■ **What the task requires**
Your reply must be the number of lines in the entries that hold the word "mgmt", and nothing else.

**** Study material ****

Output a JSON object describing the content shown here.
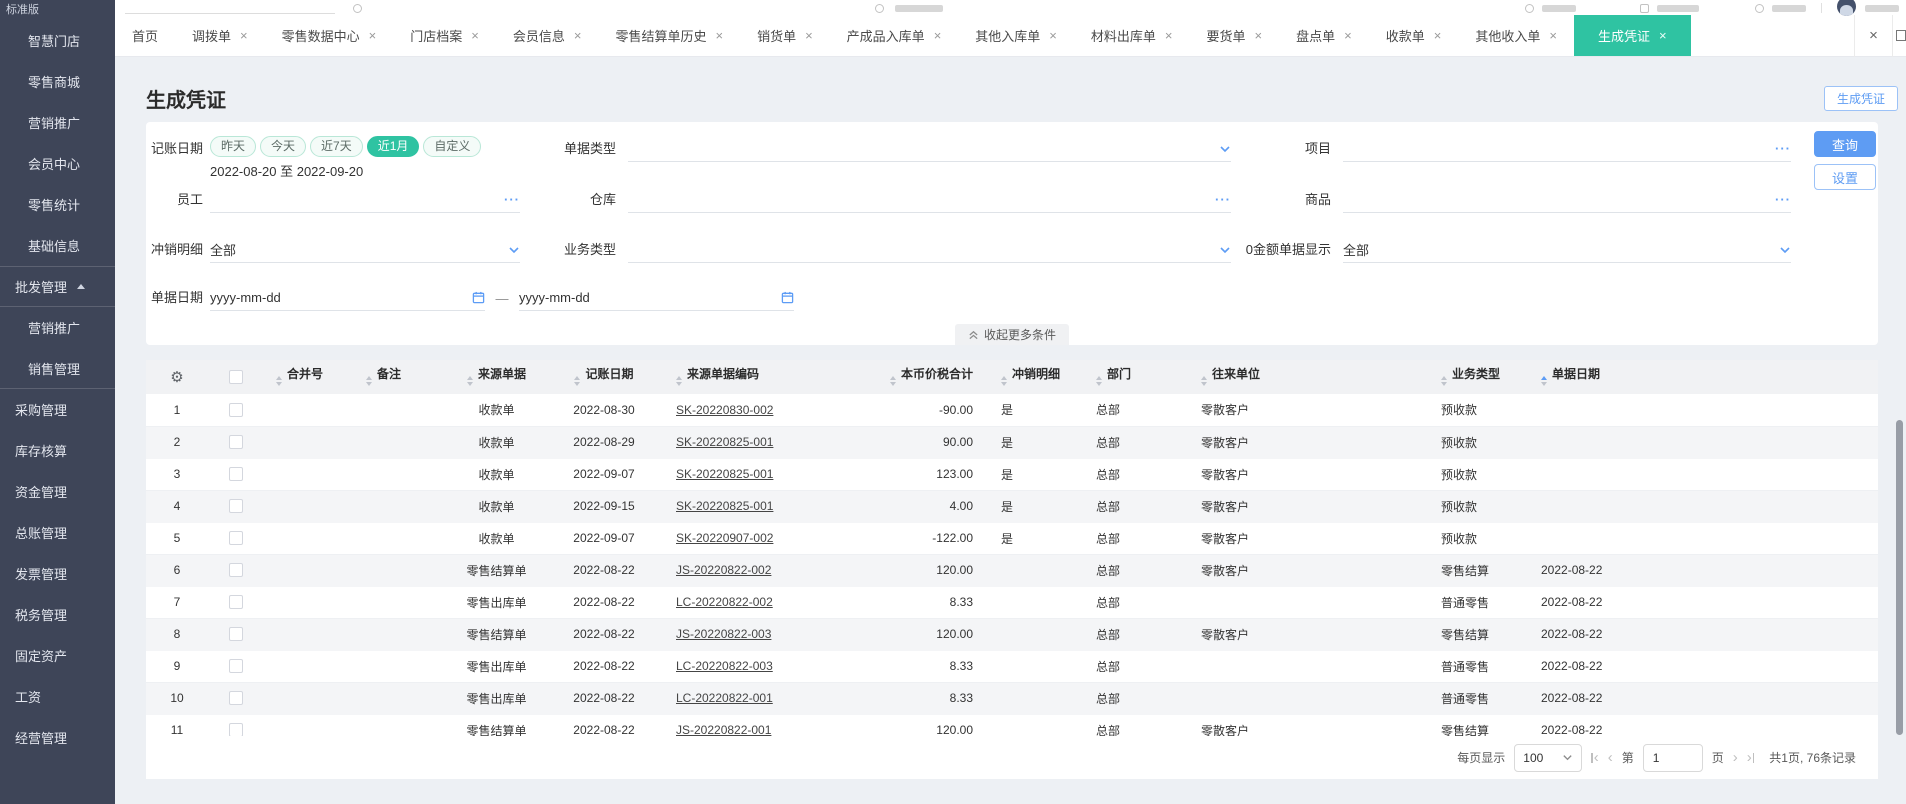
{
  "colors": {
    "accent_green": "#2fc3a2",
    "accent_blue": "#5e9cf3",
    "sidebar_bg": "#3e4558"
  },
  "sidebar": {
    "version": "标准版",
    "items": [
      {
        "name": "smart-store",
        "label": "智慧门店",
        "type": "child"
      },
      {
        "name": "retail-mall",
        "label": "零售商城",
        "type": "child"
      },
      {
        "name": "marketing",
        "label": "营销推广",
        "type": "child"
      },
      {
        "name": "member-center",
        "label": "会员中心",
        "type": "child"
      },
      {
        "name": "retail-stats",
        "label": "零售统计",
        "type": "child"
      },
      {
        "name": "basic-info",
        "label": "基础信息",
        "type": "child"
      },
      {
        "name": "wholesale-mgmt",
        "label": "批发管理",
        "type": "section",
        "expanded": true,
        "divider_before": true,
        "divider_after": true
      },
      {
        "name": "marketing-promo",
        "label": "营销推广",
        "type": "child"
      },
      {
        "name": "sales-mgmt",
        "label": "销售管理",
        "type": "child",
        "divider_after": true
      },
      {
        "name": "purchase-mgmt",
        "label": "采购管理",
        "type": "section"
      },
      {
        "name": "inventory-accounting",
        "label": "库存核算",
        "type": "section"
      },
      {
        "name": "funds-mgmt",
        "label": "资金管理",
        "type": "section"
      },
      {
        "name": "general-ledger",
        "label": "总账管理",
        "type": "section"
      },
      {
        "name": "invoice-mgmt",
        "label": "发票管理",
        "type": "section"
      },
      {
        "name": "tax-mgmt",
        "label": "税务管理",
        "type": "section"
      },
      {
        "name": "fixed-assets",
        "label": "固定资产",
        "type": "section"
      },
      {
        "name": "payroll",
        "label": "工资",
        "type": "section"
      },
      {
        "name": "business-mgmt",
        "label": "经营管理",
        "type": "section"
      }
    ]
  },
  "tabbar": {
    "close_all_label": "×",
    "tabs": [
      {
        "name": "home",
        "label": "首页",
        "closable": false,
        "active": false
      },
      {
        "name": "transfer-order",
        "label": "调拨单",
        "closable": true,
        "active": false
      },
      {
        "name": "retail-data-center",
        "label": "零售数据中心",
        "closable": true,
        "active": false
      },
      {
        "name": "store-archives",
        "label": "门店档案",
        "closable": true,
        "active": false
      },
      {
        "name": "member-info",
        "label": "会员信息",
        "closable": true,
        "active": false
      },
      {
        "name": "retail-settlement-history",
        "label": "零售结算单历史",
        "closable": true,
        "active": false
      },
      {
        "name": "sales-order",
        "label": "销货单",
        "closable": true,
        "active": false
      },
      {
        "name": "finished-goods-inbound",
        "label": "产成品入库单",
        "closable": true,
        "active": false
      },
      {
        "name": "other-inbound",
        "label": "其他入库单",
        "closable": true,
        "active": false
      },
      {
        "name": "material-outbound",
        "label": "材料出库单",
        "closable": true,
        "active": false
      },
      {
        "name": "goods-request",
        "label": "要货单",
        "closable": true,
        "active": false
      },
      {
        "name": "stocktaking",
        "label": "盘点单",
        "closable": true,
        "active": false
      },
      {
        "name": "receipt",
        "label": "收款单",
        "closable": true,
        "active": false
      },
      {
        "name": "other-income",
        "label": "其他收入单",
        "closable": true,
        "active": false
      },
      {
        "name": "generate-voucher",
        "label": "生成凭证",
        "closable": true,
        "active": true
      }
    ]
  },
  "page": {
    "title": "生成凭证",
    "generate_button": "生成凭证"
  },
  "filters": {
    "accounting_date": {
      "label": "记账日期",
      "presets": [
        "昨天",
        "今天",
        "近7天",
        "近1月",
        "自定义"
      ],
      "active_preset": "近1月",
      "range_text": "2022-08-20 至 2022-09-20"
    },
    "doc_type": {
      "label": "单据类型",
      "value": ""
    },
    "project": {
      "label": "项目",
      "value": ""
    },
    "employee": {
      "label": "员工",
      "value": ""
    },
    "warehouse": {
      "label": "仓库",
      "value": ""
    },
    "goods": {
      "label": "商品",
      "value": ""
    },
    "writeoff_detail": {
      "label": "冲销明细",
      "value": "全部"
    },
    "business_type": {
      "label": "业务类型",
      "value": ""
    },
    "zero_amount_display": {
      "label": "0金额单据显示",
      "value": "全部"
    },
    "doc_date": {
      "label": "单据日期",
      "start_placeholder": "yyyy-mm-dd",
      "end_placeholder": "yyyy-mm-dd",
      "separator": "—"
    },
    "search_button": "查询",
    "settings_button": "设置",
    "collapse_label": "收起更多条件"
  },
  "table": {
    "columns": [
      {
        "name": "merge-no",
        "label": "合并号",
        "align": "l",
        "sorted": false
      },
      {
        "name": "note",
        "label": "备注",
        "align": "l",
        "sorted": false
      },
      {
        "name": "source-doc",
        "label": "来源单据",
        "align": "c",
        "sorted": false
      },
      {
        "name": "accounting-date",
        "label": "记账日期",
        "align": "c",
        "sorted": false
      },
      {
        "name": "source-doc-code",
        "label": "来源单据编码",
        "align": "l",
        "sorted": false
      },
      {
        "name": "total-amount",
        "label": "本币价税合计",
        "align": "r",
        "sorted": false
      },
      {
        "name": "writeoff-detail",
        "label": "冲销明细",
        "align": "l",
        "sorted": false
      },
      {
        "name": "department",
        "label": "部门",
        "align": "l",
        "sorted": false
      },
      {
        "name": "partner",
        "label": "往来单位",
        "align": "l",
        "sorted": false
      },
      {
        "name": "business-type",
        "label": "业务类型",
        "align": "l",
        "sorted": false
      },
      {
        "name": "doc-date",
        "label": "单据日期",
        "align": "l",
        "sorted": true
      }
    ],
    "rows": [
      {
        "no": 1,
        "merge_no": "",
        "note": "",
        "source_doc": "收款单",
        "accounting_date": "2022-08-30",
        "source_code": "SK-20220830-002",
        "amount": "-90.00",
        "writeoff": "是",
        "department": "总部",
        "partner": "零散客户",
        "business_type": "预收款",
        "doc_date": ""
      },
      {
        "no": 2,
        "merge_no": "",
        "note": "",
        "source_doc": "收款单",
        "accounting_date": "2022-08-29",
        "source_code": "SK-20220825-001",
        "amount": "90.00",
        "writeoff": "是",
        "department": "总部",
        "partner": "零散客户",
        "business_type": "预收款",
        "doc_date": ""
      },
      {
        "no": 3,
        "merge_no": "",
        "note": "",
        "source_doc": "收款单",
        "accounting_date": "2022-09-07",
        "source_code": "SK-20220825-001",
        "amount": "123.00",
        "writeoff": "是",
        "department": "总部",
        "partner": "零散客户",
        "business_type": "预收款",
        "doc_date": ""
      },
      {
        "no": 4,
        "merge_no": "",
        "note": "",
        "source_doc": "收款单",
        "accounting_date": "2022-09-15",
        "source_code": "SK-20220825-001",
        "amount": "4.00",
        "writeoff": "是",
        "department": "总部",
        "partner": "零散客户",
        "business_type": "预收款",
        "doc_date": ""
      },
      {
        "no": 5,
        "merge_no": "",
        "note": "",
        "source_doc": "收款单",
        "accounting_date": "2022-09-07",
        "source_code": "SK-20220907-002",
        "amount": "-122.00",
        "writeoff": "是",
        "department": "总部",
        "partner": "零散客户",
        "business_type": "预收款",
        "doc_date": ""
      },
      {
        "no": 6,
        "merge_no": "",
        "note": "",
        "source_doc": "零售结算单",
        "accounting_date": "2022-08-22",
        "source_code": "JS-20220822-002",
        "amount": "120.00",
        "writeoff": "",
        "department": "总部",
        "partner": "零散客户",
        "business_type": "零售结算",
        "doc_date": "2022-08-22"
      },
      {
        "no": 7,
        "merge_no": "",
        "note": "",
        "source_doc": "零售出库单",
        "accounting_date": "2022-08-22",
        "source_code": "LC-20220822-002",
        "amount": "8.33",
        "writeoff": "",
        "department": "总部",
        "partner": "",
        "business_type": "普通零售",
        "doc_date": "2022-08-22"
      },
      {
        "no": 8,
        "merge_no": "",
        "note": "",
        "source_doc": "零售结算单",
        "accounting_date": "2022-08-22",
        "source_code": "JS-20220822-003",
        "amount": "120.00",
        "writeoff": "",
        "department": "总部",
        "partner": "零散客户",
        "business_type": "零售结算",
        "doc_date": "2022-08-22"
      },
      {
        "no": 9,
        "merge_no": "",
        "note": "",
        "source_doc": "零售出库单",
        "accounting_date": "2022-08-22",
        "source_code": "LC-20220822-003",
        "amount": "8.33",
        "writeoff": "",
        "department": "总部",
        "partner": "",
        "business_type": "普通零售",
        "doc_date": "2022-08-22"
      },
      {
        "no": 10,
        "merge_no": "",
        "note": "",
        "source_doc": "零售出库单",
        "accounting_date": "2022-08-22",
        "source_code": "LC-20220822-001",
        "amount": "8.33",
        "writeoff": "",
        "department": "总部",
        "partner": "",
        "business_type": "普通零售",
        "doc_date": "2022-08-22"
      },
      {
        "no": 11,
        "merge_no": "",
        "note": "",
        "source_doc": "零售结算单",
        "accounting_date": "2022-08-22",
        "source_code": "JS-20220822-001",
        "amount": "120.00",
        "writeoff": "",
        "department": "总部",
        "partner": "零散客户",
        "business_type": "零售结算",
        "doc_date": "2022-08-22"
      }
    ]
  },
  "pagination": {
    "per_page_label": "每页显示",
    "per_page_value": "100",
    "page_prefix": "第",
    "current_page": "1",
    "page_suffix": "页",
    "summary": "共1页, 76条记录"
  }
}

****

■ **Response area**
7